__Work to be completed__
Copy each line of the records that contains the word "snap".

__Source data__

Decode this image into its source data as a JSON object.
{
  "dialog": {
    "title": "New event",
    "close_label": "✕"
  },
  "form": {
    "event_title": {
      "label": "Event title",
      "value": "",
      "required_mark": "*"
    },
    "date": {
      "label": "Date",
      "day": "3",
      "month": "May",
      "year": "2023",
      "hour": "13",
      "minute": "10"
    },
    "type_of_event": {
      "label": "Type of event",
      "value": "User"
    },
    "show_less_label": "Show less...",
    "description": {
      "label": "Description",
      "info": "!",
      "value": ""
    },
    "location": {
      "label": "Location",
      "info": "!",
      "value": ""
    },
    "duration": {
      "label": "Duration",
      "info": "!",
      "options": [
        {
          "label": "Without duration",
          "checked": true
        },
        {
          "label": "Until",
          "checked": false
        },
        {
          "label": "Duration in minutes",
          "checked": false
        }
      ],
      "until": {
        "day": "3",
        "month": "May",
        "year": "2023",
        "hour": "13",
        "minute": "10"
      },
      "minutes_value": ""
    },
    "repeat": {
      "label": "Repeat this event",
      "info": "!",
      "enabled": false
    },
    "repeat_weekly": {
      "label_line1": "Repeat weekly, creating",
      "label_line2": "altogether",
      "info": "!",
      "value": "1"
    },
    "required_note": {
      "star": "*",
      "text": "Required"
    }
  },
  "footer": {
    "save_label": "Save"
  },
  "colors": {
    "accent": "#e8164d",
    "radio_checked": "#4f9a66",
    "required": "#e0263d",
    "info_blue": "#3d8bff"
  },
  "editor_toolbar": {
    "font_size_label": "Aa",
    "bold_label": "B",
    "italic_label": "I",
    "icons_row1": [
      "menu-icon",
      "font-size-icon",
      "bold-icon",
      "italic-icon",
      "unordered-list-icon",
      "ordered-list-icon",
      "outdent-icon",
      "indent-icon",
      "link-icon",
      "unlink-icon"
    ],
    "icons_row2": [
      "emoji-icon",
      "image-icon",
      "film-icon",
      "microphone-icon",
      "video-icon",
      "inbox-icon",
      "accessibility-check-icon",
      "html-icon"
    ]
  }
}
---
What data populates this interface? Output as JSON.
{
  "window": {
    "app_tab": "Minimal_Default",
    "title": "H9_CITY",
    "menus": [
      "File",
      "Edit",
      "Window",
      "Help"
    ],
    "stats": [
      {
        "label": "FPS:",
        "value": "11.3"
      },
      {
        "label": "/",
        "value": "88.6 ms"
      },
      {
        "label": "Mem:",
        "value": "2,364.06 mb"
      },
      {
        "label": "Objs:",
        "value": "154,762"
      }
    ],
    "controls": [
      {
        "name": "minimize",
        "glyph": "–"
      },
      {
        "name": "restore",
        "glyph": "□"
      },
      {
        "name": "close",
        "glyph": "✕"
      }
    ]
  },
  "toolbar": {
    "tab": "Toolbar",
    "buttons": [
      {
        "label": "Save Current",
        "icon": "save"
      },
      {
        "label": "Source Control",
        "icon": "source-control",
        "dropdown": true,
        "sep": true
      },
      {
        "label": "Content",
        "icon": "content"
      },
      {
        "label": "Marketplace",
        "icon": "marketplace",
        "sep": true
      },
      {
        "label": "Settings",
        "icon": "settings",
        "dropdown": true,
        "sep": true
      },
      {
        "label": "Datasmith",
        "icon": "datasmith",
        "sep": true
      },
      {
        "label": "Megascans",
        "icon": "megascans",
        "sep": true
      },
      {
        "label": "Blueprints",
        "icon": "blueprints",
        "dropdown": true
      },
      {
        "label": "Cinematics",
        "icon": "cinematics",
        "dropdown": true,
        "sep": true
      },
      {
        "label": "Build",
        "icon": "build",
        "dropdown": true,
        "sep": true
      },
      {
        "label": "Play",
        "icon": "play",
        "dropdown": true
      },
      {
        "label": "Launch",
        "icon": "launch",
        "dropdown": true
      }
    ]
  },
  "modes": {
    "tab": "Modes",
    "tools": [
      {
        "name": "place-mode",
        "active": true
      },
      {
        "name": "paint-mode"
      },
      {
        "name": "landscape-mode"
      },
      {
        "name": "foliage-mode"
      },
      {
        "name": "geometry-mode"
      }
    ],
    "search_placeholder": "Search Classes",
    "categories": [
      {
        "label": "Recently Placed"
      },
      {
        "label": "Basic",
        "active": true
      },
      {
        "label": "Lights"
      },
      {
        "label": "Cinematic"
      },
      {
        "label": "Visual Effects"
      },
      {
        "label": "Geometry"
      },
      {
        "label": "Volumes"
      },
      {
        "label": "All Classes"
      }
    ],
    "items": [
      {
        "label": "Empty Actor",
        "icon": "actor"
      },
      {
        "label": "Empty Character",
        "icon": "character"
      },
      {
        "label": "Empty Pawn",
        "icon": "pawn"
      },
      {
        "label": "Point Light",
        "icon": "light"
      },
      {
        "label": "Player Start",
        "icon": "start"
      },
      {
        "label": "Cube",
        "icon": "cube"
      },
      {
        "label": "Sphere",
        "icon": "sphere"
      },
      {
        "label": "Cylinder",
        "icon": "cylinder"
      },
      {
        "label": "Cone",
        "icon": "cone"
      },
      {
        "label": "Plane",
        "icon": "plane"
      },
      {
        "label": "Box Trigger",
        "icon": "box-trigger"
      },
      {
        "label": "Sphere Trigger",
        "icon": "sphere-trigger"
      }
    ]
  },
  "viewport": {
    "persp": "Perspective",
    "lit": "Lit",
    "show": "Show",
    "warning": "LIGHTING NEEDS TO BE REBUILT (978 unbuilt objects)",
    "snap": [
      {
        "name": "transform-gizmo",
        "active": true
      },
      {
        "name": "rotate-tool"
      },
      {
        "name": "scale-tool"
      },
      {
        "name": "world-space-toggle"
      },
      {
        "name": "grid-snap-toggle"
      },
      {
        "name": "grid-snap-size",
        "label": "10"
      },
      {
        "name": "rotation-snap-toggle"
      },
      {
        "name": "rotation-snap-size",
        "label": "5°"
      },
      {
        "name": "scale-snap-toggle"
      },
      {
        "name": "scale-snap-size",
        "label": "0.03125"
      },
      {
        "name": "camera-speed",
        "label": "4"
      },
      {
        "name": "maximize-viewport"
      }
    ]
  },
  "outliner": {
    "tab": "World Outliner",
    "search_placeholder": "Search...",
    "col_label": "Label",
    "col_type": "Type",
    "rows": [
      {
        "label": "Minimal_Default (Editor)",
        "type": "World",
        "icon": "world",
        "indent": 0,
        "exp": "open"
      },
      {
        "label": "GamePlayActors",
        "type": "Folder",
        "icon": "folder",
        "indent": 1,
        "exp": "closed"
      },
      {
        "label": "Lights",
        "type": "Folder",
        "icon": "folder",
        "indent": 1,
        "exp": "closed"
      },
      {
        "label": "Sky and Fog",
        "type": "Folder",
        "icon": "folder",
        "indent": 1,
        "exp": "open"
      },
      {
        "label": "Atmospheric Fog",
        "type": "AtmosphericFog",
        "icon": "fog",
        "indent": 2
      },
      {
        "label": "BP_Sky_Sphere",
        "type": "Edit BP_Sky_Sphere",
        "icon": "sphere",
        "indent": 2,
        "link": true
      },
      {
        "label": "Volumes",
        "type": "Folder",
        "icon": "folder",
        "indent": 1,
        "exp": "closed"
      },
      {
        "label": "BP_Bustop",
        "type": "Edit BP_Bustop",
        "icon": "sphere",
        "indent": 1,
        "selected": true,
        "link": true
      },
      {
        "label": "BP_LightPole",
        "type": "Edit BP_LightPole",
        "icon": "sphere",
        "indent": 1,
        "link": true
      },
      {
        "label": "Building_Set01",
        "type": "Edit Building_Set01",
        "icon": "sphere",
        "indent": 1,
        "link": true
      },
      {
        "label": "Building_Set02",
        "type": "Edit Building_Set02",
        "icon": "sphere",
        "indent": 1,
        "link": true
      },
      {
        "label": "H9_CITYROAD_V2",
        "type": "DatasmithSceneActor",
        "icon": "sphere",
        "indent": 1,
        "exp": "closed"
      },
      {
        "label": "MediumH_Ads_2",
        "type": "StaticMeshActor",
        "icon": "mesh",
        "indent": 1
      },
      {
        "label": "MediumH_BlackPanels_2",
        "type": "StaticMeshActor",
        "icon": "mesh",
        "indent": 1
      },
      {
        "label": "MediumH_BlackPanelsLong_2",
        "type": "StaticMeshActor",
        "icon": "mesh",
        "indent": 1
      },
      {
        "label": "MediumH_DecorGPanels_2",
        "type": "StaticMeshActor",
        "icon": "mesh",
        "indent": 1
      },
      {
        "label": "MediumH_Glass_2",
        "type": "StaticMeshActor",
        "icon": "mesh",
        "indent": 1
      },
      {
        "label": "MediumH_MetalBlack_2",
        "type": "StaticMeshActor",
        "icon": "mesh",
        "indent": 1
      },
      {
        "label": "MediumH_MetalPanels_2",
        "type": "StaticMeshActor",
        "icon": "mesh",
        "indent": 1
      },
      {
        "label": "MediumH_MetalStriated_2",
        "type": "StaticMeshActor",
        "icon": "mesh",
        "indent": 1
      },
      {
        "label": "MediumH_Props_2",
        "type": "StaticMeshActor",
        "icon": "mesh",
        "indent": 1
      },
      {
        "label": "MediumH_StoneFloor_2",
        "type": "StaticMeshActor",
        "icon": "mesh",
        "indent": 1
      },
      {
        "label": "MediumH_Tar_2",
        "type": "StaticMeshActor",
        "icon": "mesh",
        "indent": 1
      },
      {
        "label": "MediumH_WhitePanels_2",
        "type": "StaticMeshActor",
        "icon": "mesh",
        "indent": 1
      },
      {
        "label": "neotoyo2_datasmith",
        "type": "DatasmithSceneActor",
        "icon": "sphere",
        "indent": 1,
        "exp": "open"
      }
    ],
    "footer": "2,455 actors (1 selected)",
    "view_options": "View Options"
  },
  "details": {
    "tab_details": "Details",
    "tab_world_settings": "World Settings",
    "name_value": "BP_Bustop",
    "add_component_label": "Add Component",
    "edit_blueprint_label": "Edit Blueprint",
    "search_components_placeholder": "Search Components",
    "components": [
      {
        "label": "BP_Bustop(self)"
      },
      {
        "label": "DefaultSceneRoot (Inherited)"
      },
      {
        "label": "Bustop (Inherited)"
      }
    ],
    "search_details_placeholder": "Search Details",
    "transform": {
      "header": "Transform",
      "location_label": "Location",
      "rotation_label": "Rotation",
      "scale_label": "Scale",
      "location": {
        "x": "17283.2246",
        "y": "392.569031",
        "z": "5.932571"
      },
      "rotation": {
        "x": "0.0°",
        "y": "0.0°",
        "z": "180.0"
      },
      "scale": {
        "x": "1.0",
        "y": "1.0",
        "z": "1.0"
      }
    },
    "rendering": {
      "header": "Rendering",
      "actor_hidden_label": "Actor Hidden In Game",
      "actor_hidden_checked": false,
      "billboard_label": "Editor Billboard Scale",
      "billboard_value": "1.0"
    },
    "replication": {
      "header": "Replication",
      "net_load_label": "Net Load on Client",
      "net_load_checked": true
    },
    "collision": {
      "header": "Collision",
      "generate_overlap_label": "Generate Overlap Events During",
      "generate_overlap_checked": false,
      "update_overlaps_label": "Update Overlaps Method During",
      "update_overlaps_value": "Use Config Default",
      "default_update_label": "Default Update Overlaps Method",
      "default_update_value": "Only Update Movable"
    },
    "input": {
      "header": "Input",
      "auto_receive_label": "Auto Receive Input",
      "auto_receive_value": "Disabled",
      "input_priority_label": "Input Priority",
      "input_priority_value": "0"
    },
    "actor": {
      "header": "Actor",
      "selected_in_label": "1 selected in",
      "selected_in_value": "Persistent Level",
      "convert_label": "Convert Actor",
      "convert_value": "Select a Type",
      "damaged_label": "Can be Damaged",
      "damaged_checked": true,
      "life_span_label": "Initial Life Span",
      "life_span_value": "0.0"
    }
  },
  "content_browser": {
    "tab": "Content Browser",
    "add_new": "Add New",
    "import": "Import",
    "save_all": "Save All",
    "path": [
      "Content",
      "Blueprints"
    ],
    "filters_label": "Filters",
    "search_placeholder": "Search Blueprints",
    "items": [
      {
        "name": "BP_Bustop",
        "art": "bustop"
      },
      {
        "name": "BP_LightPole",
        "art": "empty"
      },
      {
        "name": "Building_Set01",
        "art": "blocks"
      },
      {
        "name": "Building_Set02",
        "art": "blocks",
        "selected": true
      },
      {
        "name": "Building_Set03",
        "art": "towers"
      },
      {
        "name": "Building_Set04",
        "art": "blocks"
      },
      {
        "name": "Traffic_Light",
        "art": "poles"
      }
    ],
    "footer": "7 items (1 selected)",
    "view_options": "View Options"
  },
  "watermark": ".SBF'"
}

__Response__
    "snap": [
        "name": "grid-snap-toggle"
        "name": "grid-snap-size",
        "name": "rotation-snap-toggle"
        "name": "rotation-snap-size",
        "name": "scale-snap-toggle"
        "name": "scale-snap-size",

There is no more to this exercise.